It's apple harvest time in north Georgia.
In Gilmer County, the heart of Georgia's apple area, growers got help from local students to make this a good, profitable harvest.
"We were looking for insects that damage apples," said Ronnie Gheesling, director of the University of Georgia Extension Service's Gilmer County office.
"We had a flair-up of crop-damaging moths in the past few years," he said. "We wanted to teach growers how to use traps as indicators and not just spray by guessing."
The major pests were coddling moths, oriental fruit moths, tufted apple bud moths, variegated leaf-roller moths and red-banded leaf-roller moths. The chemicals alone to control these orchard pests can cost a grower up to $20,000 a year.
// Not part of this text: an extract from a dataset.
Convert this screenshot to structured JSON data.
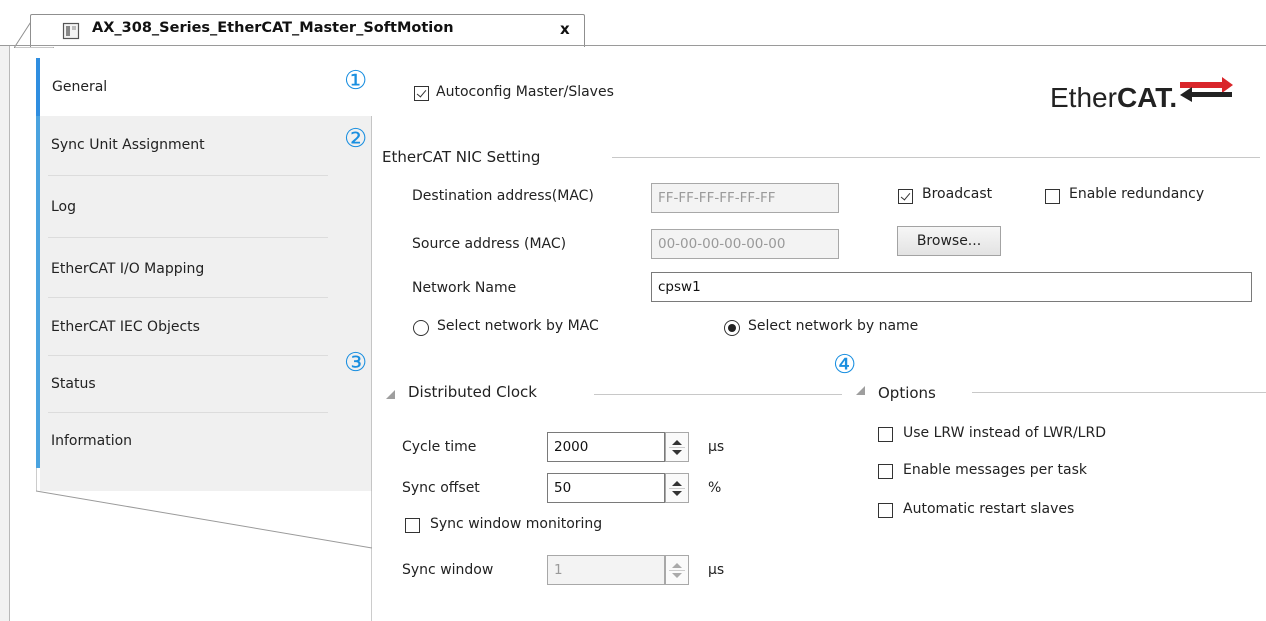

"We're checking timing to see how the insects go through their life cycles in the orchard," Gheesling said. "But it changes from year to year."
To help with the project, Gheesling and Dan Horton, an extension entomologist, recruited local students and high school biology teacher Lou Ann Teague.
The students monitor the moths with sticky baited traps treated with a pheromone (a mating-scent chemical) that attracts the moths. Each week the students check the traps. Finding more than 10 moths per trap indicates a problem in the orchard.
When moth numbers peak, the grower has 10 to 14 days to spray and kill the larvae.
"As part of the science project, the students began this study of moths in a local orchard," Gheesling said. "They took care of that orchard. They set traps and read them each week. Then they passed on the information to us."
The growers have loosely monitored their orchards for years. But the students' project gives them a system with consistency.
"The group's work was really exceptional," he said. "It made science real and meaningful for the students while helping growers improve their insect management."
The readings helped give the apple growers a measurable idea of when it's best to spray for the moths, rather than have them depend on educated guesses. That information helps save time and money.
"I think this project may lead some of these students to
do some orchard scouting down the road," Gheesling said.
The Georgia apple harvest lasts from mid-August to early November.
"This is a real good year for Georgia apples," Gheesling said. "But we're light on golden delicious."
Georgia apples are sold mainly as fresh fruit. The state's crop averages 22 million pounds each year, with a value of more than $3 million.
(Faith Peppers is the director of public affairs with the University of Georgia College of Agricultural and Environmental Sciences.)